Golf rules during the Battle of Britain

Use Bloghome to interface, read and share interesting articles to make small change today!

Even in war times life goes on, during the Battle of Britain early in the Second World War, the St. Mellon’s Golf and Country Club, located in Monmouthshire, adopted a set of unusual rules for unusual circumstances.

1 – Players are asked to collect the bomb and shrapnel splinters to prevent their causing damage to the mowing machines.

2- In competition, during gunfire or while bombs are falling, players may take shelter without penalty for ceasing play.

3 – The positions of known delayed-actions bombs are marked by red flags at a reasonable by not guaranteed safe distance therefrom.

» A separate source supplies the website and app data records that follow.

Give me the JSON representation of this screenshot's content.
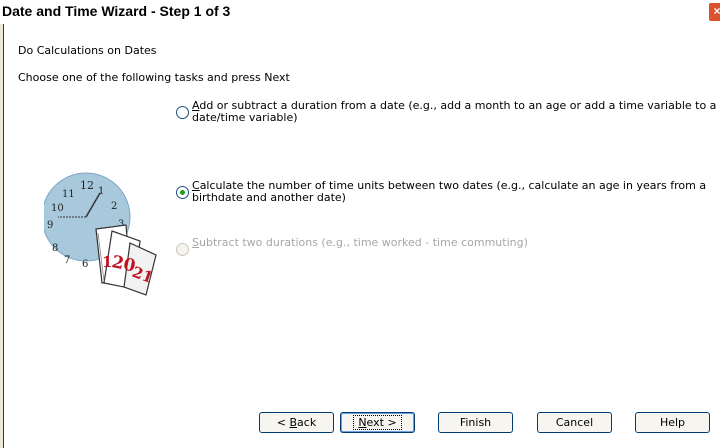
{
  "window": {
    "title": "Date and Time Wizard - Step 1 of 3",
    "close_glyph": "×"
  },
  "heading": "Do Calculations on Dates",
  "instructions": "Choose one of the following tasks and press Next",
  "options": [
    {
      "mnemonic": "A",
      "rest": "dd or subtract a duration from a date (e.g., add a month to an age or add a time variable to a date/time variable)",
      "selected": false,
      "enabled": true
    },
    {
      "mnemonic": "C",
      "rest": "alculate the number of time units between two dates (e.g., calculate an age in years from a birthdate and another date)",
      "selected": true,
      "enabled": true
    },
    {
      "mnemonic": "S",
      "rest": "ubtract two durations (e.g., time worked - time commuting)",
      "selected": false,
      "enabled": false
    }
  ],
  "illustration": {
    "icon": "clock-and-calendar-icon",
    "clock_numbers": [
      "12",
      "1",
      "2",
      "3",
      "6",
      "7",
      "8",
      "9",
      "10",
      "11"
    ],
    "calendar_pages": [
      "1",
      "20",
      "21"
    ]
  },
  "buttons": {
    "back_pre": "< ",
    "back_mnemonic": "B",
    "back_post": "ack",
    "next_mnemonic": "N",
    "next_post": "ext >",
    "finish": "Finish",
    "cancel": "Cancel",
    "help": "Help"
  },
  "colors": {
    "accent": "#0831d9",
    "radio_selected": "#21a121",
    "calendar_red": "#c0121e",
    "clock_face": "#a8c8dc"
  }
}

4 – Shrapnel and/or bomb splinters on the fairways or in bunkers within a club’s length of a ball may be moved without penalty, and no penalty shall be incurred if a ball is thereby caused to be moved accidentally.

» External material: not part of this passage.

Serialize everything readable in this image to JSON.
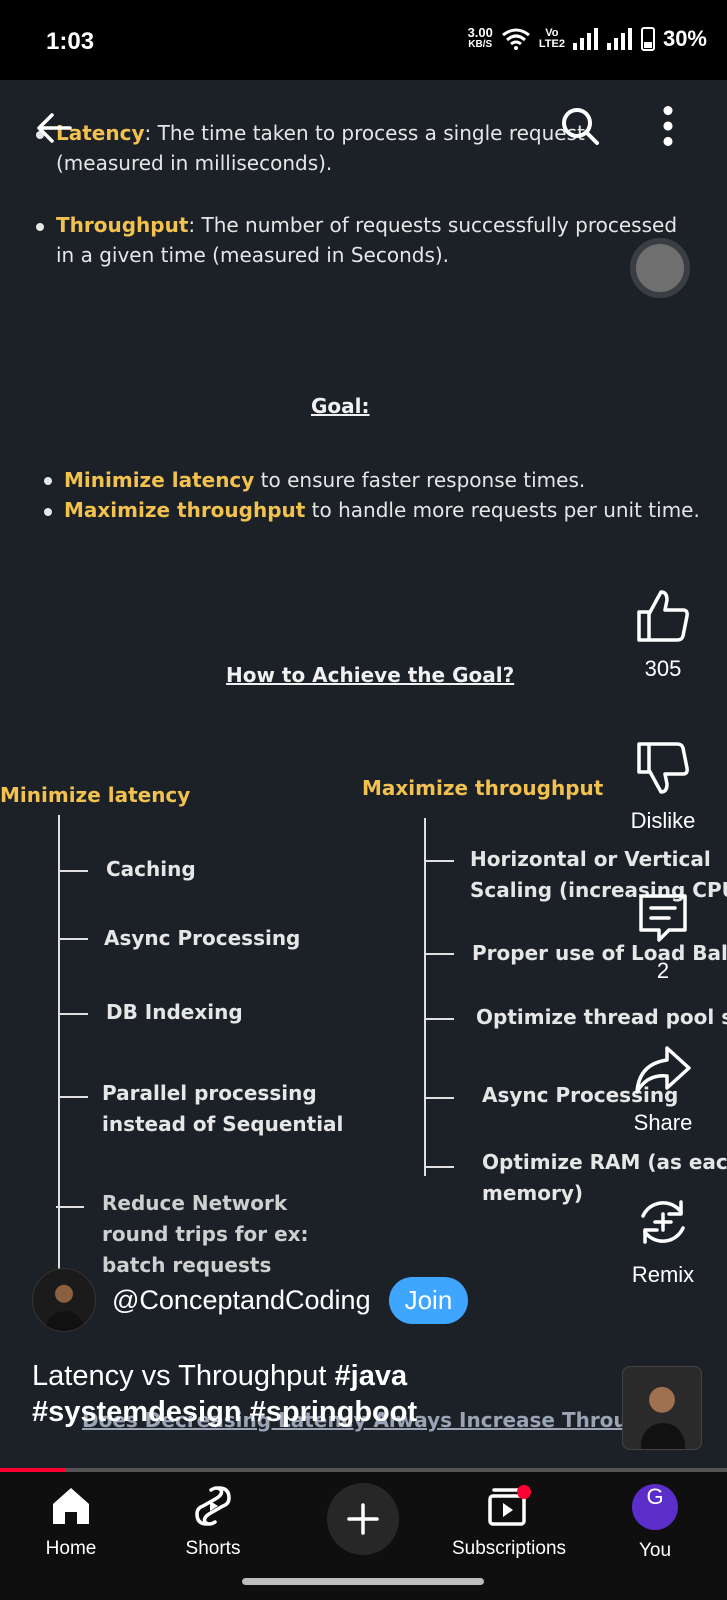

5 – A ball moved by enemy action may be replaced, or if lost or destroyed, a ball may be dropped without penalty, not nearer the hole.

6 – A ball lying in a crater may be lifted and dropped not nearer the hole, preserving the line to the hole, without penalty.

7 – A player whose stroke is affected by the simultaneous explosion of a bomb may play another ball under penalty of one stroke. (source)